Dataset records:
=== Begin Enclosure ===

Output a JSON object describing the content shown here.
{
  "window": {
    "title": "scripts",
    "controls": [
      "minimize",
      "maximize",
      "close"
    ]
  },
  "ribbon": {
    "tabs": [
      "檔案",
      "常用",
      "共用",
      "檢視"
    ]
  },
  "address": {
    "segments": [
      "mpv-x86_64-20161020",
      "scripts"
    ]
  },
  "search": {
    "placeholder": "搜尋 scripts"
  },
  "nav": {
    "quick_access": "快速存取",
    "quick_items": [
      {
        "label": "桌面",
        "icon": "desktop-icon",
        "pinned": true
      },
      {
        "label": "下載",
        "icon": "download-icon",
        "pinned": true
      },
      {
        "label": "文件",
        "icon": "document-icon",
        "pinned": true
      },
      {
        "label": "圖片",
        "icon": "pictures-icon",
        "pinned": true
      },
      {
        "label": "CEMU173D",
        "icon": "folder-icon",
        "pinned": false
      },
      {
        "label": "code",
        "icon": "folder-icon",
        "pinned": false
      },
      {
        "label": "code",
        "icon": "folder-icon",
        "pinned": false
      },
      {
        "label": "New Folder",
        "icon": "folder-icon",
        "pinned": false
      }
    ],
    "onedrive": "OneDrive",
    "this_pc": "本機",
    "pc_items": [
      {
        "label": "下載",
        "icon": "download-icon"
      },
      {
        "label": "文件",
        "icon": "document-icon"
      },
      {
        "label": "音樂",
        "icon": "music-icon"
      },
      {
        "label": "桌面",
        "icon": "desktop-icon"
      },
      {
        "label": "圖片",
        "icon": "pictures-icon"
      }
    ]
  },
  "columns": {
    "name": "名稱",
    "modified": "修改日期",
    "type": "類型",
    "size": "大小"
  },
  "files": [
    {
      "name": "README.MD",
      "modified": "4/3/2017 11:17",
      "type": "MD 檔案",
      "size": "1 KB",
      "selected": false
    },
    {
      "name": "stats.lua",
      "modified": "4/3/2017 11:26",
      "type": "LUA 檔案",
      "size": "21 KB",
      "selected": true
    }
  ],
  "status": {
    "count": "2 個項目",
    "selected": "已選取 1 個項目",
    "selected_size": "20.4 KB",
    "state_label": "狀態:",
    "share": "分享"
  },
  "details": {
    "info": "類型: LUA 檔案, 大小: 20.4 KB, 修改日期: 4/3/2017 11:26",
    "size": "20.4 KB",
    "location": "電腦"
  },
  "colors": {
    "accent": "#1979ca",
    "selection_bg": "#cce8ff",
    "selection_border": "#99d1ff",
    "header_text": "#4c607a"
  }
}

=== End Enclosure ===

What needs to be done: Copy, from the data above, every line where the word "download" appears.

Result for this exercise:
        "icon": "download-icon",
        "icon": "download-icon"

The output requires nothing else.